Dataset entries:

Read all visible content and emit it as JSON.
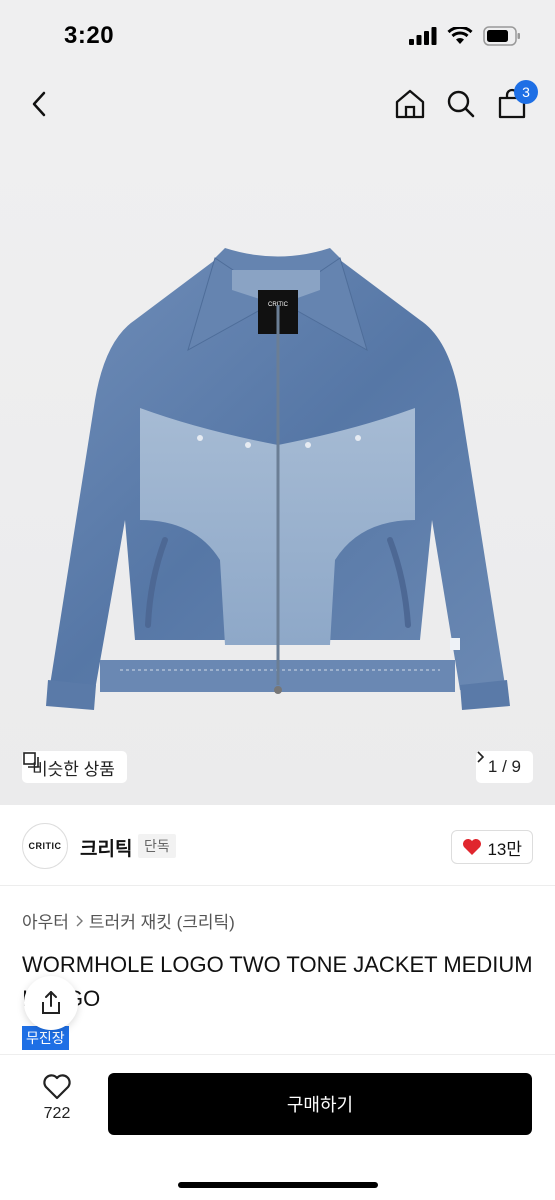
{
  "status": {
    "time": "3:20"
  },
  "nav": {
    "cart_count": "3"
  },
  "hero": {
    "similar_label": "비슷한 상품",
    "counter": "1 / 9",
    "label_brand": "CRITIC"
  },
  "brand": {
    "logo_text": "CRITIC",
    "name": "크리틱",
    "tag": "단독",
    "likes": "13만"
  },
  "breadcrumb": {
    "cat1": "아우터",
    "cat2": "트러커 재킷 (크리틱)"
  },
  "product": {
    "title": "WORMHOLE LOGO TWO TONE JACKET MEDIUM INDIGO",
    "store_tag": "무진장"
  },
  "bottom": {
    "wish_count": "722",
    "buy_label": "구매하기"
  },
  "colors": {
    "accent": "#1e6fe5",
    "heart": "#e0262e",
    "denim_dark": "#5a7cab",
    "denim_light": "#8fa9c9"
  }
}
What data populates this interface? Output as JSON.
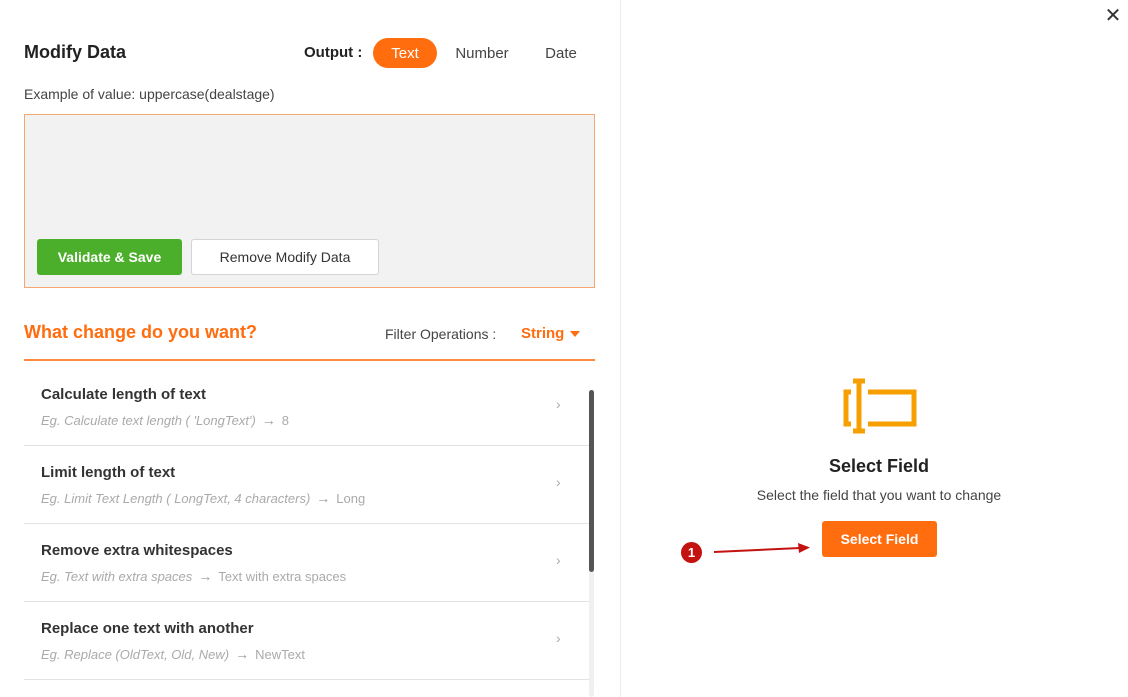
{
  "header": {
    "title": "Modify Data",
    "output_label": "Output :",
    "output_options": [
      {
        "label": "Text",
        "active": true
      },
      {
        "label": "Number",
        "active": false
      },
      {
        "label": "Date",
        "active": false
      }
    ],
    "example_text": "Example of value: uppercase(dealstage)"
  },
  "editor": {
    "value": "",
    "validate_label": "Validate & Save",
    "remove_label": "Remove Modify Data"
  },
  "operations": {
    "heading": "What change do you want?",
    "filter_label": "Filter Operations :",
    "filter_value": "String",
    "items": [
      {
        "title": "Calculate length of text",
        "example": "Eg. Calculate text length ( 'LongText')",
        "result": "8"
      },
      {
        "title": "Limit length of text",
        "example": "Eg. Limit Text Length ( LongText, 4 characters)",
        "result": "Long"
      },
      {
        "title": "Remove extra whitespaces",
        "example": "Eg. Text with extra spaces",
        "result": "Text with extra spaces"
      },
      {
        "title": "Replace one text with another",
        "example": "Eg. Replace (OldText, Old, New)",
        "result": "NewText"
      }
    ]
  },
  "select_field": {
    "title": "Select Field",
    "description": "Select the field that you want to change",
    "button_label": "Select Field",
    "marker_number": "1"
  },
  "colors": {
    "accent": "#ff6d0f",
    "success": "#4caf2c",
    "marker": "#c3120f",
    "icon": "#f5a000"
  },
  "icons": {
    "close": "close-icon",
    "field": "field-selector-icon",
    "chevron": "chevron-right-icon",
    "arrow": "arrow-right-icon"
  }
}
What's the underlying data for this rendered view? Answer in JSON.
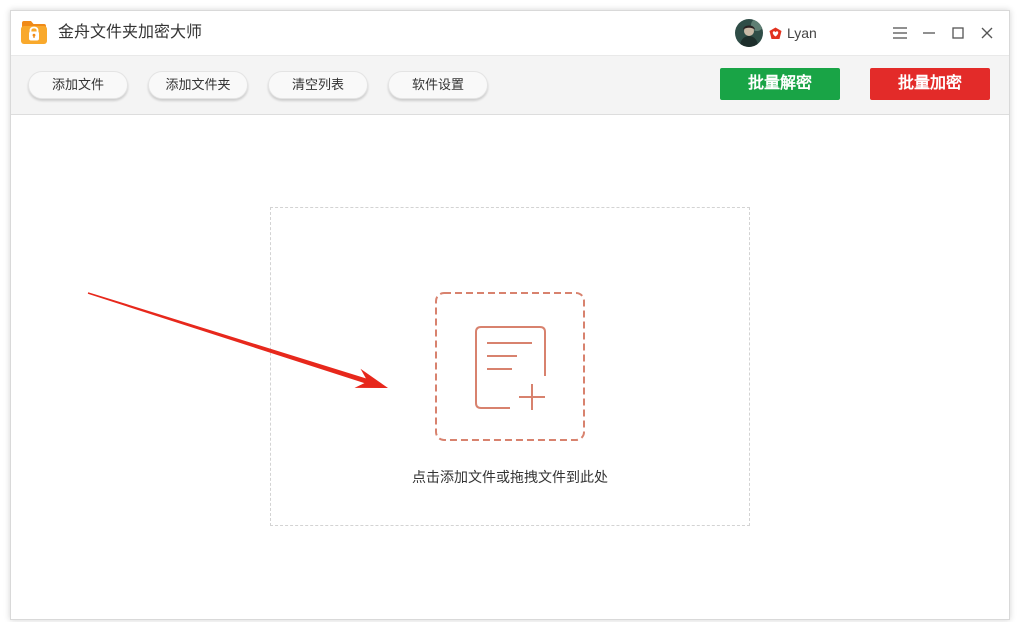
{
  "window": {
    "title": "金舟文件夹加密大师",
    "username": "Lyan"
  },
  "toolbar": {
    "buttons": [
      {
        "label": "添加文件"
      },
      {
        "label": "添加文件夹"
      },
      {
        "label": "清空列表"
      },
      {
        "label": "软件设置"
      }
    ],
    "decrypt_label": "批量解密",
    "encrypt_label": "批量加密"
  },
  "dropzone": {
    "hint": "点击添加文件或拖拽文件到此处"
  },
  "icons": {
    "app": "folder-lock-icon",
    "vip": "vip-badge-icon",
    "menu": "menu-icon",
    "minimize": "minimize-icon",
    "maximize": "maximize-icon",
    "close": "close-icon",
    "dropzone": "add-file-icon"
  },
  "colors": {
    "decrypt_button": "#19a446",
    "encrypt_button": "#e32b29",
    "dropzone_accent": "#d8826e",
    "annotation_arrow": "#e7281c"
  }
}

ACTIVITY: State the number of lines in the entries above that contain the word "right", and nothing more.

EXERCISE RESPONSE: 2